First up, Atlanta’s Hartsfield-Jackson airport consistently ranks among the busiest in the world, with an annual passenger traffic of roughly 100 million people. Plus, there’s only about 10.5 miles between it and Mercedes-Benz Stadium in downtown Atlanta. Consequently, this is Atlanta’s best-performing metric across the board.

Philadelphia came in second place with Philadelphia International Airport, which is located 6.2 miles from Lincoln Financial Field stadium. The airport has an annual passenger traffic volume of roughly 29 million people. It’s also undergone more than $2 billion in capital improvements throughout the last two decades and plans to spend another $900 million on upgrades by 2026.

Notably, the Bay Area would be relying on Mineta San Jose International Airport for its air travel — a record-setting airport built in 1945 with an annual passenger traffic volume of 12 million. And, with only 5.6 miles separating the airport and Levi’s Stadium, it’s also the closest airport to its associated arena among the 17 candidate cities.


This analysis relies on data gathered by the U.S. Census Bureau and the joint submission by the Canadian Soccer Association, the Mexican Football Association, and the United States Soccer Federation during their bid to host the FIFA 2026 World Cup.
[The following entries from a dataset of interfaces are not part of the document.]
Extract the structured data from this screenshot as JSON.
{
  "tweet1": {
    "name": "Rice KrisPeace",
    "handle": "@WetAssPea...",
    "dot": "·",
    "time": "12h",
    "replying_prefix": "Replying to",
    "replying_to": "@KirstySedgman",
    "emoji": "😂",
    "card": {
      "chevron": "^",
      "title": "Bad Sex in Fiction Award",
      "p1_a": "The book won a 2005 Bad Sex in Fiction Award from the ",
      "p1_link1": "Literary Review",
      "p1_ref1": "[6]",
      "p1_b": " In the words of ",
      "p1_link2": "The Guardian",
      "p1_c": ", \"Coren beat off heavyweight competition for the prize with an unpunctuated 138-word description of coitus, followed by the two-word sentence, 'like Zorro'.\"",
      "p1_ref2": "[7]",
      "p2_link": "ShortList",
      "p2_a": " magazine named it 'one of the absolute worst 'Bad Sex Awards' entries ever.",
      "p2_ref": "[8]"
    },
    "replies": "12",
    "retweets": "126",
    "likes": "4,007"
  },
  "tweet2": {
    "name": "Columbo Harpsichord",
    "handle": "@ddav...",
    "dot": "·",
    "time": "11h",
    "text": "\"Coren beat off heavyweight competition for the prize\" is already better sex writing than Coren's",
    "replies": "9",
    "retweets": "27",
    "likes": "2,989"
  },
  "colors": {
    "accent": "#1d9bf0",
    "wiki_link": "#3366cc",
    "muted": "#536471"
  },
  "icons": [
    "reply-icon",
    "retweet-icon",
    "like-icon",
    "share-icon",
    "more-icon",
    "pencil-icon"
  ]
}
Points for all indicators were distributed directly proportional to their value. Entries could gather a maximum of 100 points.

“Stadium capacity refers to the estimated number of seats that the venue can be fitted with for a soccer match. Data provided by the official United Bid Book for the FIFA 2026 World Cup. The maximum weight for this metric was 30 points.
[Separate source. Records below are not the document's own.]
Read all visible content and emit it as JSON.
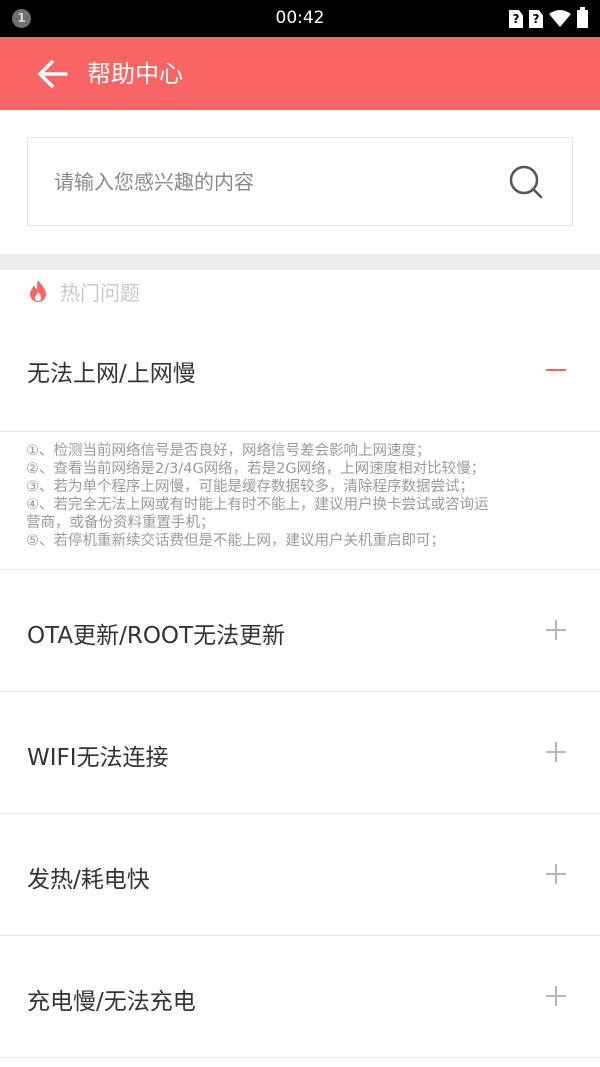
{
  "statusbar": {
    "time": "00:42",
    "notification": "1",
    "sim1": "?",
    "sim2": "?"
  },
  "header": {
    "title": "帮助中心"
  },
  "search": {
    "placeholder": "请输入您感兴趣的内容"
  },
  "hot_section": {
    "label": "热门问题"
  },
  "faqs": [
    {
      "question": "无法上网/上网慢",
      "expanded": true
    },
    {
      "question": "OTA更新/ROOT无法更新",
      "expanded": false
    },
    {
      "question": "WIFI无法连接",
      "expanded": false
    },
    {
      "question": "发热/耗电快",
      "expanded": false
    },
    {
      "question": "充电慢/无法充电",
      "expanded": false
    }
  ],
  "answer": {
    "lines": [
      "①、检测当前网络信号是否良好，网络信号差会影响上网速度；",
      "②、查看当前网络是2/3/4G网络，若是2G网络，上网速度相对比较慢；",
      "③、若为单个程序上网慢，可能是缓存数据较多，清除程序数据尝试；",
      "④、若完全无法上网或有时能上有时不能上，建议用户换卡尝试或咨询运",
      "营商，或备份资料重置手机；",
      "⑤、若停机重新续交话费但是不能上网，建议用户关机重启即可；"
    ]
  },
  "colors": {
    "accent": "#f96464",
    "divider": "#e8e8e8",
    "section_gap": "#eeeeee"
  }
}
“Airport” is a compound metric that encompasses two data points. The maximum weight for this metric was 15 points, distributed as follows:

“Annual passenger volume,” which is defined as the total number of passengers serviced by an airport throughout the course of a year. The maximum weight for this metric was 9 points.
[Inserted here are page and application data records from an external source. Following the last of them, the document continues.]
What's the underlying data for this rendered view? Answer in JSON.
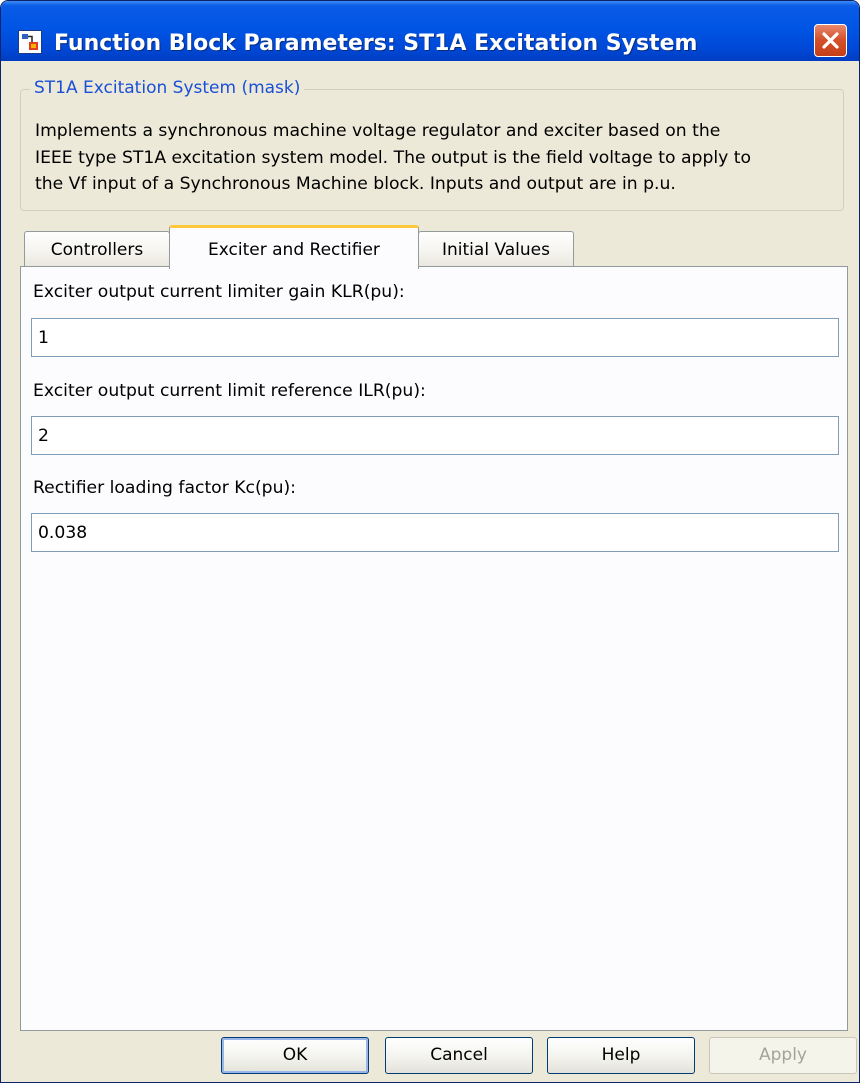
{
  "window": {
    "title": "Function Block Parameters: ST1A Excitation System",
    "title_bar_color": "#0055e5",
    "close_icon": "close-icon",
    "app_icon": "simulink-block-icon"
  },
  "mask": {
    "group_title": "ST1A Excitation System (mask)",
    "description_lines": [
      "Implements a synchronous machine voltage regulator and exciter based on the",
      "IEEE type ST1A excitation system model. The output is the field voltage to apply to",
      "the Vf input of a Synchronous Machine block. Inputs and output are in p.u."
    ],
    "legend_color": "#1a4fd8"
  },
  "tabs": [
    {
      "label": "Controllers",
      "active": false
    },
    {
      "label": "Exciter and Rectifier",
      "active": true
    },
    {
      "label": "Initial Values",
      "active": false
    }
  ],
  "params": [
    {
      "label": "Exciter output current limiter gain KLR(pu):",
      "value": "1"
    },
    {
      "label": "Exciter output current limit reference ILR(pu):",
      "value": "2"
    },
    {
      "label": "Rectifier loading factor Kc(pu):",
      "value": "0.038"
    }
  ],
  "buttons": {
    "ok": "OK",
    "cancel": "Cancel",
    "help": "Help",
    "apply": "Apply",
    "apply_enabled": false
  },
  "colors": {
    "active_tab_accent": "#ffc83c",
    "dialog_background": "#ece9d8",
    "panel_background": "#fcfcfe"
  }
}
“Distance from stadium,” which is defined as the road distance between the airport and the nearest eligible stadium. All distances are expressed in miles, after being converted from kilometers and rounded up. The maximum weight for this metric was 6 points.

“Public transit” measures the percentage of public transportation usage in a metropolitan statistical area. Values scored were based off 2019 American Community Survey Reports by the U.S. Census. The maximum weight for this metric was 10 points.

“Broadcasting” refers to the total number of broadcasting establishments available within a metropolitan statistical area, recorded under the following NAICS code categories: 515210 and 519130.  Values scored were based off 2019 County Business Patterns by the U.S. Census. The maximum weight for this metric was 10 points.

“Fan Fest venues” is calculated as the sum of the estimated crowd capacity of each candidate’s proposed locations, as expressed in the United Bid Book for the FIFA 2026 World Cup. The maximum weight for this metric was 15 points.

“Hotels” refers to the total number of hotel rooms available in each city, as expressed in the United Bid Book for the FIFA 2026 World Cup. The maximum weight for this metric was 10 points.

“Training facilities” is a compound metric that encompasses two data points. The maximum weight for this metric was 10 points, evenly distributed across the following indicators:

“Distance from team hotel,” which is defined as the road distance between the training facility and the team’s allotted accommodation. All distances are expressed in miles, after being converted from kilometers and rounded up.

“Distance to stadium,” which is defined as the road distance between the team’s allotted accommodation and the stadium. All distances are expressed in miles, after being converted from kilometers and rounded up.

NAICS codes and titles used to define broadcasting establishments:

“515210//”,“Cable and Other Subscription Programming”

“519130//”,“Internet Publishing and Broadcasting and Web Search Portals – Broadcasting”